▸ INSTRUCTIONS FOR THE TASK: What is the number of lines in this data that contain the word "translation"? Give the number alone.
[MATERIAL PROVIDED]
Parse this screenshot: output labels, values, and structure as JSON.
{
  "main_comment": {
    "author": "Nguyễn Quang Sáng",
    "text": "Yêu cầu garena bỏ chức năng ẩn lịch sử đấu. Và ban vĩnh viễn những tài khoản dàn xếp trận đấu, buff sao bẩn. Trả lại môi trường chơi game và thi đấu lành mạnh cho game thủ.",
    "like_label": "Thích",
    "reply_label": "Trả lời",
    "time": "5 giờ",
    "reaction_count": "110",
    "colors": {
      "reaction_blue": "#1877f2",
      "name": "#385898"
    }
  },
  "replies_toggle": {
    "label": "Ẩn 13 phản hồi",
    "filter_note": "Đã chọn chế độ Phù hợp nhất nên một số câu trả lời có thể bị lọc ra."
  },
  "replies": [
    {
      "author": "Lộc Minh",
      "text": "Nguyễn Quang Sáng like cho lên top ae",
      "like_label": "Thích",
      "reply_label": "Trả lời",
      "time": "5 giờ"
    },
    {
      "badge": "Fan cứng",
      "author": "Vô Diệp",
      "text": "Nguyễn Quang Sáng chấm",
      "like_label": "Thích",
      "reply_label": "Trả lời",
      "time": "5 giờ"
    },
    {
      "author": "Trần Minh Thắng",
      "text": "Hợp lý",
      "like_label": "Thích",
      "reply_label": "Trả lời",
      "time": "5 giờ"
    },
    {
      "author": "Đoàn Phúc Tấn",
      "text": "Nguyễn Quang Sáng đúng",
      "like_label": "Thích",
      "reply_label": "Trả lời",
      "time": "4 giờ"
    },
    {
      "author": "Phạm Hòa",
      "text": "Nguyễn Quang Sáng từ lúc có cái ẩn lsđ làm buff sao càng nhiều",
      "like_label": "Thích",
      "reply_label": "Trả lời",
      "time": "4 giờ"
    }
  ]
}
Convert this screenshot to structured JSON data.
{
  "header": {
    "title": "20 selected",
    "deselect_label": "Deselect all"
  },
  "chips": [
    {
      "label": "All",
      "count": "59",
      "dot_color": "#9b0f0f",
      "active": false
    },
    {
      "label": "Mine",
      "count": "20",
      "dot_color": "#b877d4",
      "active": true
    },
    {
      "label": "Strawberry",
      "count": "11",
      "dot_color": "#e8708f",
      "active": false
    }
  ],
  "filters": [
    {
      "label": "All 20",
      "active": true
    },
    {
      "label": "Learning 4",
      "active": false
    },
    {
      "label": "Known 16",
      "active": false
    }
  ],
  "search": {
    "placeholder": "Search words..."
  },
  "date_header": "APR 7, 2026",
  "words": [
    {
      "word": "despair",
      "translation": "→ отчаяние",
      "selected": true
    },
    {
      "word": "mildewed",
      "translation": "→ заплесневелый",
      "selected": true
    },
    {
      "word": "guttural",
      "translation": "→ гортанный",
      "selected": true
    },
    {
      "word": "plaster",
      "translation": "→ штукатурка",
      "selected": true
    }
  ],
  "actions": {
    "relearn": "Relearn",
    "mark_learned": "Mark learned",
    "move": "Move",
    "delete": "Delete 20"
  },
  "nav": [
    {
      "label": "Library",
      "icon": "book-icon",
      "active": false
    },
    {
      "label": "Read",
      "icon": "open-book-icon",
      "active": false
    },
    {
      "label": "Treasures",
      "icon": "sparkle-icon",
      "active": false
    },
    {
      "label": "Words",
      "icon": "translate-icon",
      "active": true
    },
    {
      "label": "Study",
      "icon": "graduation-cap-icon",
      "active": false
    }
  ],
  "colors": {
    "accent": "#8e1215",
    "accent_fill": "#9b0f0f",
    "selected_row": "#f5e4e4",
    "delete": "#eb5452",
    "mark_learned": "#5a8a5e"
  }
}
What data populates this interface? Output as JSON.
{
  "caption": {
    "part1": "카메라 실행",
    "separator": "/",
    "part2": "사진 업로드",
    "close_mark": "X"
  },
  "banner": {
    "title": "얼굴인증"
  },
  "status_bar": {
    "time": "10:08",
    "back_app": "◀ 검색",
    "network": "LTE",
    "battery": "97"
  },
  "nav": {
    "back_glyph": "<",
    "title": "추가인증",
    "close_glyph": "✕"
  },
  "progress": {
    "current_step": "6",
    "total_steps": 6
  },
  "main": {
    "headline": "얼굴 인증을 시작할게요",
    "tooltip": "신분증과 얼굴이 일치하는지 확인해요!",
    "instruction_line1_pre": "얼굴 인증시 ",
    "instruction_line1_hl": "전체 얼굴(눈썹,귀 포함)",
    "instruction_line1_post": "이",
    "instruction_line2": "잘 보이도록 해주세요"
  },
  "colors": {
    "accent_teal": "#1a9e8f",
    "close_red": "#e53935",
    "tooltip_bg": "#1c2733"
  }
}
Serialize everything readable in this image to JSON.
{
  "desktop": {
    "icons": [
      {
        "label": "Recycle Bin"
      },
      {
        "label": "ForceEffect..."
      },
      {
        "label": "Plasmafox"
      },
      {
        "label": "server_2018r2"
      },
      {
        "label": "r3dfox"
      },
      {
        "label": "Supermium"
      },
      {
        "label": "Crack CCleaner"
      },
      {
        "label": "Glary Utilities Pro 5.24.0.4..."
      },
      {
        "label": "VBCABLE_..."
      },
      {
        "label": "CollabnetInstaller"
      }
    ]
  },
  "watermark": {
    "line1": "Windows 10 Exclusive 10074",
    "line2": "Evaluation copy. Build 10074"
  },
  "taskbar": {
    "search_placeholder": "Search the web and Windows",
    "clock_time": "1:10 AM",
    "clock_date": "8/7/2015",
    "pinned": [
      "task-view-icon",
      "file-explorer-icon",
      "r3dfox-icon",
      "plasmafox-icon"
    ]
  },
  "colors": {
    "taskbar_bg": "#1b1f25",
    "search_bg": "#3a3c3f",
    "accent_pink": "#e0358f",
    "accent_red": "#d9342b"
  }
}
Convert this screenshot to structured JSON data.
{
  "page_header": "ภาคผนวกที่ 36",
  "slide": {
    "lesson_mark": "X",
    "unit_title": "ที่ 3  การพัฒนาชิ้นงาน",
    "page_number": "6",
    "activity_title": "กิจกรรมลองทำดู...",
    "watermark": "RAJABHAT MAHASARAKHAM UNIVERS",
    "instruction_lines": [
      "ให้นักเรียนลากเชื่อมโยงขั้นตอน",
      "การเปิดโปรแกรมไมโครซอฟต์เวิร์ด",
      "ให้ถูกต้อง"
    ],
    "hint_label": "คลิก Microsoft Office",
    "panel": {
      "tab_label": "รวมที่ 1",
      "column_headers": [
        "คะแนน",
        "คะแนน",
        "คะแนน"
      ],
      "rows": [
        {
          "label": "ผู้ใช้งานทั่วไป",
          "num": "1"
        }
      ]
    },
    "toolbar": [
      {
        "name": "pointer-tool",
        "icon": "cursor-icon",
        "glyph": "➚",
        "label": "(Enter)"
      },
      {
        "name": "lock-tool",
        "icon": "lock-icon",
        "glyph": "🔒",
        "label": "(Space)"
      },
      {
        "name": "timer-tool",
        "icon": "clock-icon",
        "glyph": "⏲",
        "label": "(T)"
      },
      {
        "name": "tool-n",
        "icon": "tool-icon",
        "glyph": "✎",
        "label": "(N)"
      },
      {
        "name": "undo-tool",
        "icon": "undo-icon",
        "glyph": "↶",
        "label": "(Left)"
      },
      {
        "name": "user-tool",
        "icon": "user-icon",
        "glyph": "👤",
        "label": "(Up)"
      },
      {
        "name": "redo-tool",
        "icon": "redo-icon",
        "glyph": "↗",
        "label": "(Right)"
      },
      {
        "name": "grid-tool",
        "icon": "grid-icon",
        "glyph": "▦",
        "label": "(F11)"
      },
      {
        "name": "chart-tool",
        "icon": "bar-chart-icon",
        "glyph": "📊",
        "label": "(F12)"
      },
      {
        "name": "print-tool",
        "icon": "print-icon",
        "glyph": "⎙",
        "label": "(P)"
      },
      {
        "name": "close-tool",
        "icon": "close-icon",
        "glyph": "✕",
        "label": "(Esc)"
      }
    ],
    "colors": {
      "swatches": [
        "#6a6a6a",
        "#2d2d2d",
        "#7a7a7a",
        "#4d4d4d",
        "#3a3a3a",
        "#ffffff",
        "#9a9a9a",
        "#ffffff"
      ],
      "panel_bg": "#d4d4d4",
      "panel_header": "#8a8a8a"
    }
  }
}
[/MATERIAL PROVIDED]
▸ RESPONSE BOX: 4